The only time I felt any pressure to get out of an area was the descent of Furedalen. This valley is obviously rarely, if ever travelled and I now know why. It's hard to appreciate a valley that is full of shin deep bog and dead trees. But even here I found myself taking positives from the situation. Sure it was energy sapping, not very pretty and difficult to find in the first place but it was path to better trails and times later on. And it least it was all downhill. If I had to have walked up that bastard I might have changed my mind. Plus I got to see a lady frog wearing a man frog as a backpack in the middle of the path. What's not to love?!

With Furedalen not providing any particularly enticing campsites I ploughed on a bit longer than planned for the last night until I found this sweet grassy shelf on the steep sides of Hauggjelsvarden, part of the hills that make up the plateau that sits to the north east of Bergen. My house lays directly on the other side and I thought about my evening sun drenched balcony as the sun dipped over the hills behind and washed up over the peaks and ridges in front of me. The sun's passing first filled the valley below with shadow before retreating up over the contours changing their colour's from grey to brown to ochre and pink. The next morning I had the simple task of a 15 minute cowboy camping pack-up before striding up and onto familiar trails at last. The clouds rolled in to provide some final heavenly drama on this Easter morning. I stood and looked at the rays of sunshine filtering down and smiled as I looked back on a few days following nothing but my sun burnt nose.

Lots more photos, including some more of Jimmy's work can be seen by clicking here.

8 comments:

Nielsen Brown said...

That is a pretty fair looking snake mate, enough to make an aussie feel at home.
Jimmy Øvredal sure sounds like a character, I need to practice my reading of Norwegian a bit more before I read his writings I think.
I agree about needing to take the time to wander as opposed to end to end behaviour which I know I often get sucked into.
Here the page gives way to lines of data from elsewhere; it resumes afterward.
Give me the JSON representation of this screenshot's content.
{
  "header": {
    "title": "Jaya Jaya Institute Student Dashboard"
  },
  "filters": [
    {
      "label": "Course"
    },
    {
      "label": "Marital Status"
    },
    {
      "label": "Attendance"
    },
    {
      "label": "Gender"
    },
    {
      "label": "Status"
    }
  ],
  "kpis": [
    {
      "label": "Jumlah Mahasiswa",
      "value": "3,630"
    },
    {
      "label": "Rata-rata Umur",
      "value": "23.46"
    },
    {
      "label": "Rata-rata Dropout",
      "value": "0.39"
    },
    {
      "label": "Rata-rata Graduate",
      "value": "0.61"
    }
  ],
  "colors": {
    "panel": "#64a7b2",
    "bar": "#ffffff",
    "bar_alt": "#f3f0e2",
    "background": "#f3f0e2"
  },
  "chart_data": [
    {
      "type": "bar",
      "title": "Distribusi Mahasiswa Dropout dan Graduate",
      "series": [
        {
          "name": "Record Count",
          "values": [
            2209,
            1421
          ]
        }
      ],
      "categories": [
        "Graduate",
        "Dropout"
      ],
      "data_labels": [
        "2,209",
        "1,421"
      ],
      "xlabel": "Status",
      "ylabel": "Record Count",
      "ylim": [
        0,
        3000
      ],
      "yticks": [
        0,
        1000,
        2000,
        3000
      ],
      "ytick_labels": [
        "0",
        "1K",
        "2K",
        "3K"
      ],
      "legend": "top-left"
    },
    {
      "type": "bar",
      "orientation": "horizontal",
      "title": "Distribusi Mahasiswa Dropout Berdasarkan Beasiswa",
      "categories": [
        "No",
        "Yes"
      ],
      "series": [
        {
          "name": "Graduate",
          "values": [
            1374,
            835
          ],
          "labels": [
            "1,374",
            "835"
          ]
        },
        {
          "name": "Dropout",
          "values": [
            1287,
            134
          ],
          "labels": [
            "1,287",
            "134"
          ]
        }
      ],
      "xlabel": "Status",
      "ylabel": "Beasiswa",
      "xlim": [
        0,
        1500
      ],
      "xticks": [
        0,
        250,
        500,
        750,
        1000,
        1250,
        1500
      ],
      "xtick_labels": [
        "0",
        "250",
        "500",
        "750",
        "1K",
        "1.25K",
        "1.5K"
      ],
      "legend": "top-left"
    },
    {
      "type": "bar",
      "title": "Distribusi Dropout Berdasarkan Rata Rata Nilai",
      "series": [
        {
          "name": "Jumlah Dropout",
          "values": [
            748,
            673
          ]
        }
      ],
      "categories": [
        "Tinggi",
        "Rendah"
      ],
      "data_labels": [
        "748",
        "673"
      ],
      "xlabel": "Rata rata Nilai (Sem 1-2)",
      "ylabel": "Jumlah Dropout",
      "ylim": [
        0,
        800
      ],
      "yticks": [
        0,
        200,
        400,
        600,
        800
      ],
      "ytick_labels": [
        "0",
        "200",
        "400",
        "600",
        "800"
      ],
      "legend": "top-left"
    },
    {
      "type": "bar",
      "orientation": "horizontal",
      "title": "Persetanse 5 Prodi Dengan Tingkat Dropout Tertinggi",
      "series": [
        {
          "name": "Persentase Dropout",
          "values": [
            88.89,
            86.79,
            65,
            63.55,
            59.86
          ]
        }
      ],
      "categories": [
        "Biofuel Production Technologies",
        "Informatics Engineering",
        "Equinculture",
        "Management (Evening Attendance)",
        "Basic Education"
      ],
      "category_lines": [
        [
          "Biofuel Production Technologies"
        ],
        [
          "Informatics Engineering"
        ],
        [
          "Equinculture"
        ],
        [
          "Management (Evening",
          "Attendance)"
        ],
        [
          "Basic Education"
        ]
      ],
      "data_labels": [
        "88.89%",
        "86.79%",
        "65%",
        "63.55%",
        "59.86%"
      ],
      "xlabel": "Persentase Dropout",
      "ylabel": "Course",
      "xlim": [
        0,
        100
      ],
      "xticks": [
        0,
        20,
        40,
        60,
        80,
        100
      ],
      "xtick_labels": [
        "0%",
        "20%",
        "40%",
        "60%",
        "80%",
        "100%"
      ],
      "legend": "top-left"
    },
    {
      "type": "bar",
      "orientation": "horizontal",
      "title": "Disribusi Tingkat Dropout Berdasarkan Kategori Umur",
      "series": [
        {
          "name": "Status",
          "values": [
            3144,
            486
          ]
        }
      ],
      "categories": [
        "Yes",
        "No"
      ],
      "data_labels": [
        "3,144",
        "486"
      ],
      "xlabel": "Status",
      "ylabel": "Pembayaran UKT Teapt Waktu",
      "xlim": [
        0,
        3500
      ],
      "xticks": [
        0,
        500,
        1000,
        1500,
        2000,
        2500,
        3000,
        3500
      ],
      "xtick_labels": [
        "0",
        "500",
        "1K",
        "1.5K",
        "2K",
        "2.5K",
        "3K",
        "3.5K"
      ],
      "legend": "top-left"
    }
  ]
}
Yep it is definitely summer hiking mode now. Looking forward to hearing more of your summer exploits.

Mark Roberts said...

That water looks so crystal clear I can almost taste it. I like the cowboy camping - if conditions are suitable, why not!

I'm also done with winter now, and the weather this week is tempting me out. I only wish I had your mountains nearby, bogs and all.

Dave Hanlon said...

Aah. It'll be that time of year when a good Norwegian friend of mine says he leaves the country; Neitehr winter nor summer, bad snow or soggy mush. Nice to read about somthing other than snow and ice.

Martin Rye said...

If the weather is fine for an overnight trip why take a shelter. Liked the versatility of the bivy or tarp. Liked the photos even more.

Joe Newton said...

Roger - it was my first encounter with an adder so I'm not sure if it's a big one but it's poisonous so that good enough cause for me to stay as far away as possible!

I know it's easier for me to make trips like this happen with my fewer obligations but it was still nice to be free from transport time-tables and work commitments.

Mark - yeah, the bogs aren't so bad, you're feet can only get so wet ;)

Dave - the snow has been crazy this year. Absolutely dumping during the winter, so much that ski instructors from Europe's finest resorts were visiting Norwegian resorts on their weekends because we had all the best powder. Then WHAM! Huge spike in temperature, torrential rain and it's a major thaw. Hopefully the transition to summer will be swift and complete.

Martin - thanks. Yeah, I enjoyed the ridiculous simplicity of the cowboy camping. Minimal space, time and gear required. If you have the conditions...

Thomas W. Gauperaa said...

Yay! Spring is here! Thanks for sharing your experiences. Nice touch to add a link to extra pictures

Mac E said...

I don't like the snake much, fortunately we have no snakes in Ireland (thanks St Patrick)

The cowboy camping looks great and as others have said cheers for the link to the other pic's.

Hendrik Morkel said...

So you got drunk with adders and hence are wearing that funny bandanna?

Also, I insist on you growing a proper beard :D